Best Brokers for Day Trading Penny Stocks 

TD Ameritrade has all the tools needed for a penny stock trader. The Thinkorswim platform is powerful and robust, trades are executed in 0.08 seconds on average, and the platform charges a flat $6.95 fee on OTC stocks. They also have zero commission on stocks listed on major US exchanges, plus 65 cents for options contracts.

E*TRADE doesn’t get the recognition that TD Ameritrade does, but they have some features to rival them. Power E*TRADE has tools similar to Thinkorswim and the broker charges the same $6.95 flat commission on OTC stock trading. Additionally, clients who make 30 or more trades per quarter will have their commission dropped to $4.95. Short selling is banned though and clients can only place limit orders on pink sheet stocks. 

TradeStation is a direct access broker where clients can trade securities listed on all major exchanges, plus pink sheets and OTC stocks. By routing their own orders, clients can get lightning fast trade execution and low spreads. US clients can get the TS Go or TS Select packages and enable commission-free trading on the first 10,000 shares.

However, direct order routing comes with a $0.005 per share fee. TradeStation allows more freedom to direct orders to ECNs, exchanges, or market makers, but commissions will add up. 

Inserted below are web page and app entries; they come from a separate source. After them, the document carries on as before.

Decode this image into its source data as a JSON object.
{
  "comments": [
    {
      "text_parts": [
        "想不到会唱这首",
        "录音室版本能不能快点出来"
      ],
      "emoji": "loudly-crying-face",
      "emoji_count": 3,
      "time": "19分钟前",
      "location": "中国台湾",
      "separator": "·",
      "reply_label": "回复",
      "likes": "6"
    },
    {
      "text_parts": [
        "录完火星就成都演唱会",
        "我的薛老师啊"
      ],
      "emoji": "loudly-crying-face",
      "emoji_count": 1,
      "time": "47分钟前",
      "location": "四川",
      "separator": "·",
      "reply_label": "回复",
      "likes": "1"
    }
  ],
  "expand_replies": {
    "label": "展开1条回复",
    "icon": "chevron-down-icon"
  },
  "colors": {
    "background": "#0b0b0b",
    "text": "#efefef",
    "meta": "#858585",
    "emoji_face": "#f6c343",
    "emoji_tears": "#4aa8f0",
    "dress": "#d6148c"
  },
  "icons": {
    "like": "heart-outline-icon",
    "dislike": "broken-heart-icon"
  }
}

Risks of Day Trading Penny Stocks 

  • Questionable Finances – Penny stocks listed on the OTC bulletin boards or pink sheets don’t have to submit as much financial data as companies list on major exchanges. Shady dealing is much easier to hide when trading as a penny stock and accurate financial data could be hard to find.
  • Thinly Traded – Shares trading outside the major exchanges don’t see much volume, so prices can gyrate wildly if a large buy or sell order comes in. With penny stocks, a single firm or trader can purchase enough shares to manipulate price without much difficulty. Penny stocks will always be susceptible to pump and dump schemes.
  • Highly Volatile – Low floats and low prices tend to create high volatility. In some cases, OTC stocks trade for less than a penny, which means a fraction of a cent price increase could result in a 100% gain or loss. Speed and accurate pricing are key when trading penny stocks.
  • High Commissions – Most brokers have gone the commission-free route when it comes to equities on major exchanges, but penny stocks will still cost you. Direct market access brokers will have per-share commissions and routing fees, while traditional brokers often have a flat per-trade fee.

Bottom Line 

Trading penny stocks can be a profitable venture because it doesn’t take much volume or volatility to send a share price skyrocketing. A few quick trades could net profits well over double or triple your principal, but penny stocks are much riskier than shares traded on the major exchanges.

Commissions are high, exchanges are unregulated, and fraud in the space is rampant. Plus, even Indiana Jones would struggle tracking down useful financial numbers on these companies.

Dealing in penny stocks might look like an easy way to rack up big winners, however traders need to know the risks. Don’t try to trade these opaque securities unless you really know what you’re doing.